What needs to be done >>
The response should contain only those lines of the entries below that include the string "JSON".

The input >>
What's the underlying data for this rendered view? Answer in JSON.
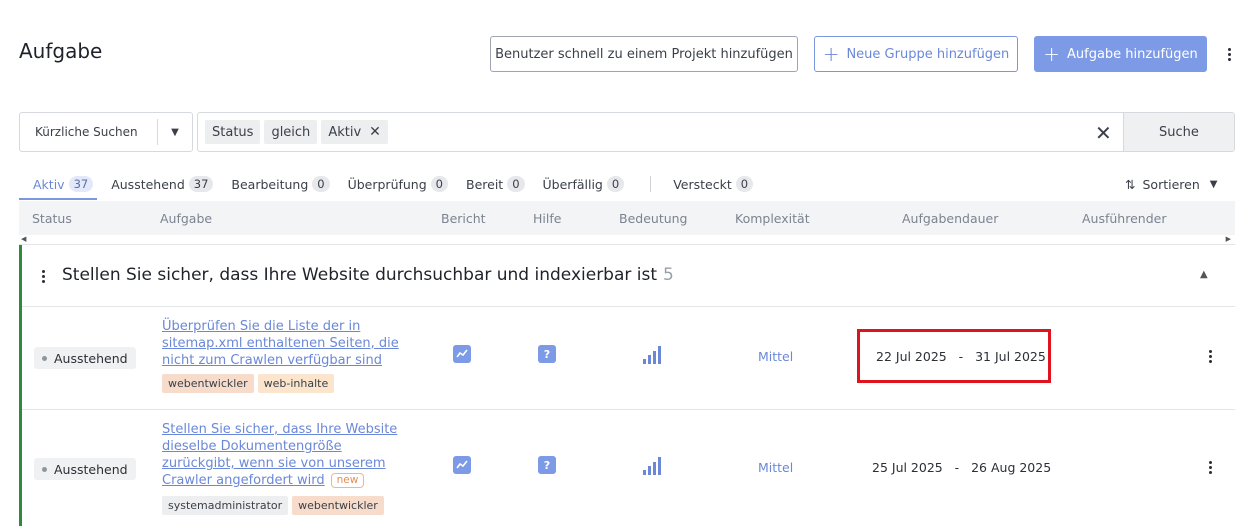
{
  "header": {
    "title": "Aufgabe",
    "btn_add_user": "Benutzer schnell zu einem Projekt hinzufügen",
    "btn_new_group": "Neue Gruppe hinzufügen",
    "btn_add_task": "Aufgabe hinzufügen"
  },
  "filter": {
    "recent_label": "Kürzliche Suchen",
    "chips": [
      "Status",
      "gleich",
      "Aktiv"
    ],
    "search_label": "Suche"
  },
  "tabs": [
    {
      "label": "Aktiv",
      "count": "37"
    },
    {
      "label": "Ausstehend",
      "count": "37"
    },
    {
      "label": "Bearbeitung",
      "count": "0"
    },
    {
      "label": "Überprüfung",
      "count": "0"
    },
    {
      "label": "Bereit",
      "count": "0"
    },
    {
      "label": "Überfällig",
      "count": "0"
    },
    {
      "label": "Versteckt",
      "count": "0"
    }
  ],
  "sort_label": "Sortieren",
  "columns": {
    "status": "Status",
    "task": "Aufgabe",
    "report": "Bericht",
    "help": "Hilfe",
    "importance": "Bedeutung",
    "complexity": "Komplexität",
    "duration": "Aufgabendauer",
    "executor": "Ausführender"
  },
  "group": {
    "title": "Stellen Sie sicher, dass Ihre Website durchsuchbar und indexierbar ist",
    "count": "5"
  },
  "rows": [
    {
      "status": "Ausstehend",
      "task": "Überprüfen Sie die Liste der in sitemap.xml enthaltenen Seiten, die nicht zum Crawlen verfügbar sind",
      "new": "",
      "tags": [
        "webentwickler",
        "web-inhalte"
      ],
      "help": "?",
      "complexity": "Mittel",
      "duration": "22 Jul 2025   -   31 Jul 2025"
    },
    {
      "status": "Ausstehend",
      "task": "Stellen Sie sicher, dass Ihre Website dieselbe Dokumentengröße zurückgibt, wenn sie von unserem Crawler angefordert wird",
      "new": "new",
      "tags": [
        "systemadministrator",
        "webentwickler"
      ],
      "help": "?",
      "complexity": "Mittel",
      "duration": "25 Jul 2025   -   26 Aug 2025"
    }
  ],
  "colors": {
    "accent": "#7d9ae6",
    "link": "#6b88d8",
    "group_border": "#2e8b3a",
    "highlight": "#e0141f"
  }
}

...

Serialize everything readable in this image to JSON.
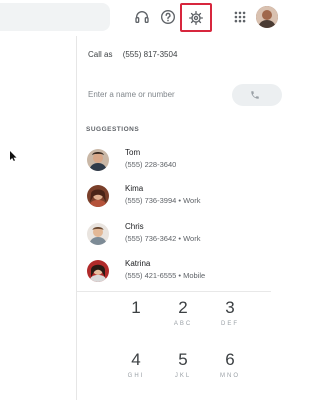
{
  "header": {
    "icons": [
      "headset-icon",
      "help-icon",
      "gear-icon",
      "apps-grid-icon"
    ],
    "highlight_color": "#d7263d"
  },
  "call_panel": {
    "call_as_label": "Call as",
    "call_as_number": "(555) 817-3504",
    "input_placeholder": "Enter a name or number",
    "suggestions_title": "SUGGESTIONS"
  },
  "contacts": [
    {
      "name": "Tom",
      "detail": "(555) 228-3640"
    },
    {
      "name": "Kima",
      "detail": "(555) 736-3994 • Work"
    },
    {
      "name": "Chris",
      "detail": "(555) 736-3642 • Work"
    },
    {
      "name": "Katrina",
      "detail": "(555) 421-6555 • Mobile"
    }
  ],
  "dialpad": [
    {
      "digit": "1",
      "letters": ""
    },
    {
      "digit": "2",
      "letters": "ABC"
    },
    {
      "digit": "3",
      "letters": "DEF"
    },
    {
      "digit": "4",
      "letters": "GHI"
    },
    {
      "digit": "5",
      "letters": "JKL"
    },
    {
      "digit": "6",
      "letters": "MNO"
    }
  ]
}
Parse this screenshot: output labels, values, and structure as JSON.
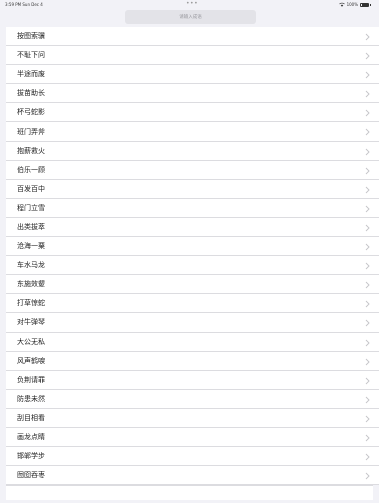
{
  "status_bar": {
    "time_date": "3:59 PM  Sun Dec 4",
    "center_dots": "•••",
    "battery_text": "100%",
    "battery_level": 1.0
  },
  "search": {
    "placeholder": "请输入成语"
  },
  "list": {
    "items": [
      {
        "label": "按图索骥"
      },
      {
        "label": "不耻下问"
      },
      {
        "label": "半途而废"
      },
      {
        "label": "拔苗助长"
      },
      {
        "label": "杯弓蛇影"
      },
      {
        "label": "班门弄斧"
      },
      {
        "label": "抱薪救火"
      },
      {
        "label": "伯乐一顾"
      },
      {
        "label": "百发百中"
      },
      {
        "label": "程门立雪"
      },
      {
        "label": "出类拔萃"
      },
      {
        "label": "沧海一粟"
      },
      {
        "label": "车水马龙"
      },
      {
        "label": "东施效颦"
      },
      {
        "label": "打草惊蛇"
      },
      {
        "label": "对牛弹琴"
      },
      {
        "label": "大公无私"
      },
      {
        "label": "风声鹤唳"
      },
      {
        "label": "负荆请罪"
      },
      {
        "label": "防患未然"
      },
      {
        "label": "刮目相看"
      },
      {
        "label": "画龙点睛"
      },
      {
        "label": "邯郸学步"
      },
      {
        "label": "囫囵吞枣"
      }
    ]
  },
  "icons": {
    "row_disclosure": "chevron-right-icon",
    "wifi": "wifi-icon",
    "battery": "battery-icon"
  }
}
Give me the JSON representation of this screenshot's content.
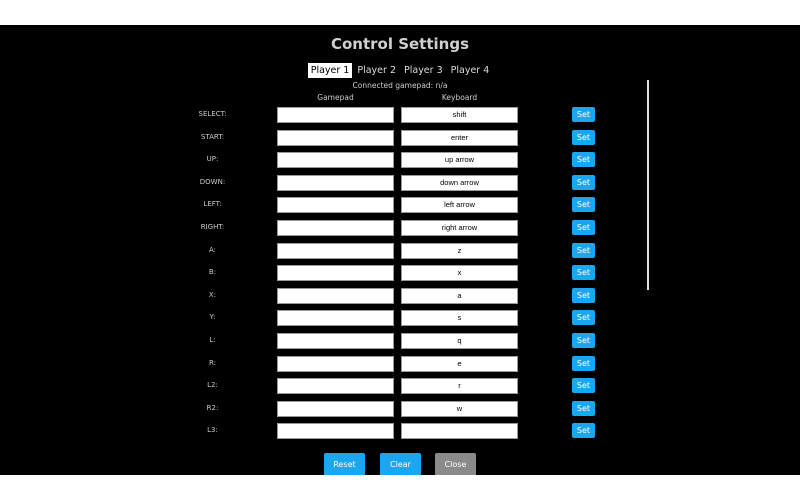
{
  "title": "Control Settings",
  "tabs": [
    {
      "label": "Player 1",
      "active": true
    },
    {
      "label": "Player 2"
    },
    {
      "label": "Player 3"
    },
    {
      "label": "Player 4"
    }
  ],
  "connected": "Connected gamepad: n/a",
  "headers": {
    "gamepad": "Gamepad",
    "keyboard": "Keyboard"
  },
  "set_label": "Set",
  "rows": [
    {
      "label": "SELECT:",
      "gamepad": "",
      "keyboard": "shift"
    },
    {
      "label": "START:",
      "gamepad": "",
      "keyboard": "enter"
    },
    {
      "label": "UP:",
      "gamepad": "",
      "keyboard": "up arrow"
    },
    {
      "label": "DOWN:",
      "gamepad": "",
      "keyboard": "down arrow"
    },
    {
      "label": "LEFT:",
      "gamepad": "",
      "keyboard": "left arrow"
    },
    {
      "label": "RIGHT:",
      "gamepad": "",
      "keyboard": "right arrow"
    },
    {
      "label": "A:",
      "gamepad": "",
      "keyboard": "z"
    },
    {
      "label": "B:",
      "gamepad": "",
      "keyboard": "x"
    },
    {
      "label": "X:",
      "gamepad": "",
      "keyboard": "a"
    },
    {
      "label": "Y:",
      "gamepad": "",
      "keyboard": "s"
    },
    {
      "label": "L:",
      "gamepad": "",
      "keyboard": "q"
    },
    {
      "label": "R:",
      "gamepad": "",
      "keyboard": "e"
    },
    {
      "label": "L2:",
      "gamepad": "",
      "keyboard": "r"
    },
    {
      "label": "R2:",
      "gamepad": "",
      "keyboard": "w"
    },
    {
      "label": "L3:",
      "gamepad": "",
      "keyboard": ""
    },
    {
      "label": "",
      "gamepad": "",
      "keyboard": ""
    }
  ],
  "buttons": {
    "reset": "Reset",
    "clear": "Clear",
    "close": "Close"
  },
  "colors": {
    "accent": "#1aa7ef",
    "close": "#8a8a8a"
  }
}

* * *

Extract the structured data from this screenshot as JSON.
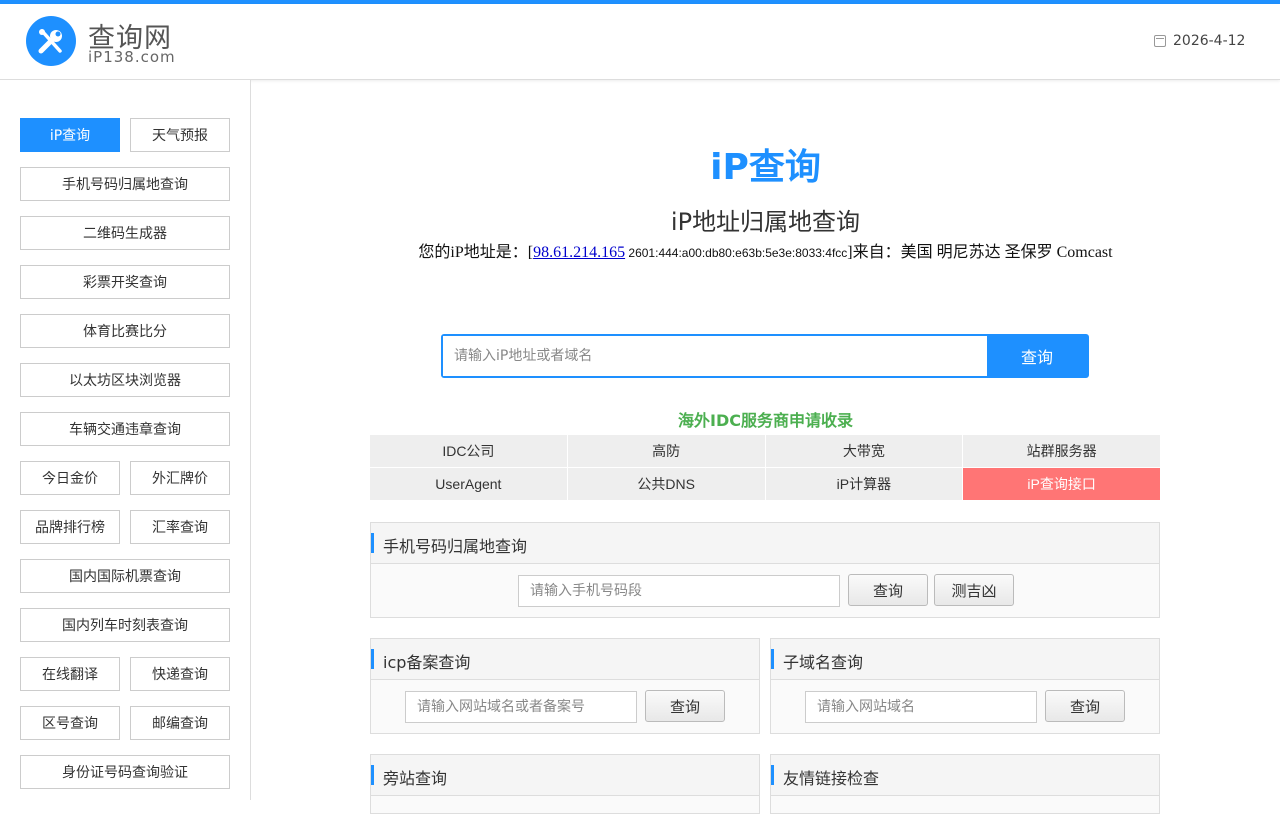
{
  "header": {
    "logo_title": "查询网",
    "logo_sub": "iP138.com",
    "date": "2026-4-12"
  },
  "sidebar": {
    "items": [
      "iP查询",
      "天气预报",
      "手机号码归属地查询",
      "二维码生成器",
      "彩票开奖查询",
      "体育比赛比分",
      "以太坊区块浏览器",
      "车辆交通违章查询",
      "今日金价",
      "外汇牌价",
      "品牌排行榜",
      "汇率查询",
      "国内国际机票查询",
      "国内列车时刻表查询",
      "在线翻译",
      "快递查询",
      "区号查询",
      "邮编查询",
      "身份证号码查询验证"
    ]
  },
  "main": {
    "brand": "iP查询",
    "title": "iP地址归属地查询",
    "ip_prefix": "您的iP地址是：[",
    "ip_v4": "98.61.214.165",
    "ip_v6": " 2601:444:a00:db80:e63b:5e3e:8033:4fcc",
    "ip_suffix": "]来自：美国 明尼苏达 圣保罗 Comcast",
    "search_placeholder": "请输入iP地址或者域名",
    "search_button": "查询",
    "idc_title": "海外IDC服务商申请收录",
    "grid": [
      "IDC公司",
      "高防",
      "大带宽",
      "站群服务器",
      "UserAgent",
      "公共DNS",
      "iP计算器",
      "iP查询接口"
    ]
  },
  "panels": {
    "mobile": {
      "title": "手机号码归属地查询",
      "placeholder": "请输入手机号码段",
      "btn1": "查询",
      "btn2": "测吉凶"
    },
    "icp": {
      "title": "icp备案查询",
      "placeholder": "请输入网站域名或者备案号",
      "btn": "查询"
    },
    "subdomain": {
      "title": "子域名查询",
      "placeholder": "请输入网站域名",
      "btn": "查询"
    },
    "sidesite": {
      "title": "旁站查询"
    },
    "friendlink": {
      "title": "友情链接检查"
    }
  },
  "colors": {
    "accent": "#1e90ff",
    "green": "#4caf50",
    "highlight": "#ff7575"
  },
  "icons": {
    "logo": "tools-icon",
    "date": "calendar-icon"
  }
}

Completed exercise >>
What's the underlying data for this rendered view? Answer in JSON.
Serialize everything readable in this image to JSON.
Parse this screenshot: output labels, values, and structure as JSON.
Give me the JSON representation of this screenshot's content.
Extract the structured data from this screenshot as JSON.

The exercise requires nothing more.